It's time to meet the team soon and begin our clinic here at the Air Force General Hospital in Beijing. We have bags bursting with supplies and instruments to open and organize, and plan to start with an engaging circle of drumming and activities for the children and parents at the hospital right at 9:00 this morning. Kids have assembled here from all over China for this clinic, and our quick visit to the hospital yesterday drew hugs and tears and beautiful energy that's impossible to describe. Team members Brock and Qi will be visiting local prosthetics factories and offices here in Beijing starting this morning to assemble the equipment and supplies we'll need to support the Prosthetics Unit Project we'll be inaugurating on Friday at the conclusion of our week here.
Thank you for all the prayers and support and energy you've sent to get us here.

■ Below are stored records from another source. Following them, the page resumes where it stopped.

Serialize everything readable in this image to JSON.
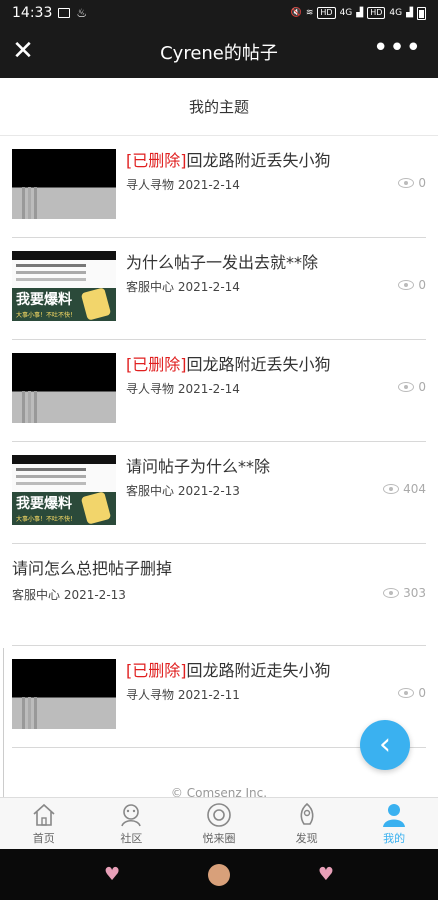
{
  "status_bar": {
    "time": "14:33",
    "network_badges": [
      "HD",
      "4G",
      "HD",
      "4G"
    ]
  },
  "nav": {
    "title": "Cyrene的帖子",
    "close_glyph": "✕",
    "more_glyph": "•••"
  },
  "section_title": "我的主题",
  "posts": [
    {
      "deleted_tag": "[已删除]",
      "title": "回龙路附近丢失小狗",
      "meta": "寻人寻物 2021-2-14",
      "views": "0",
      "thumb": "black"
    },
    {
      "deleted_tag": "",
      "title": "为什么帖子一发出去就**除",
      "meta": "客服中心 2021-2-14",
      "views": "0",
      "thumb": "screenshot"
    },
    {
      "deleted_tag": "[已删除]",
      "title": "回龙路附近丢失小狗",
      "meta": "寻人寻物 2021-2-14",
      "views": "0",
      "thumb": "black"
    },
    {
      "deleted_tag": "",
      "title": "请问帖子为什么**除",
      "meta": "客服中心 2021-2-13",
      "views": "404",
      "thumb": "screenshot"
    },
    {
      "deleted_tag": "",
      "title": "请问怎么总把帖子删掉",
      "meta": "客服中心 2021-2-13",
      "views": "303",
      "thumb": "none"
    },
    {
      "deleted_tag": "[已删除]",
      "title": "回龙路附近走失小狗",
      "meta": "寻人寻物 2021-2-11",
      "views": "0",
      "thumb": "black"
    }
  ],
  "thumb_screenshot": {
    "banner": "我要爆料",
    "sub": "大事小事！不吐不快！"
  },
  "copyright": "© Comsenz Inc.",
  "fab_glyph": "‹",
  "tabs": [
    {
      "label": "首页",
      "icon": "home-icon",
      "active": false
    },
    {
      "label": "社区",
      "icon": "community-icon",
      "active": false
    },
    {
      "label": "悦来圈",
      "icon": "circle-icon",
      "active": false
    },
    {
      "label": "发现",
      "icon": "discover-icon",
      "active": false
    },
    {
      "label": "我的",
      "icon": "profile-icon",
      "active": true
    }
  ],
  "colors": {
    "accent": "#3ab1f0",
    "deleted": "#e02020",
    "nav_bg": "#1a1a1a"
  }
}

Your spirit is with us, as ever, and we can't wait to be able to post photos and report back....
June 27th 2011
Click here to see all HandReach accomplished in 2010! Download HandReach.Annual_Report.2010
Greetings friends, donors, and future supporters,
Welcome to the first official entry in the new HandReach blog!
HandReach has been able to accomplish so much this past year thanks to
your unwavering assistance, including:
~ HandReach's first psychosocial camp/conference hosted by the
XiaoFang Hospital in Changsha and the China General Air Force Hospital
~ Moving our office from Washington, DC to Boston,
~ Attending our first ever World Burn Congress hosted by the Phoenix Society,
~ Receiving a very generous donation from Mass Mutual,
~ Seeing Qin MingHe walk again on his new prosthetic legs...
...and so much more!
Be sure to check back here for the latest news on upcoming projects,
programs, and fundraisers based in Boston, DC, and China, as well as
regular updates on some of the individual children supported by
HandReach and the Shriners Hospitals for Children!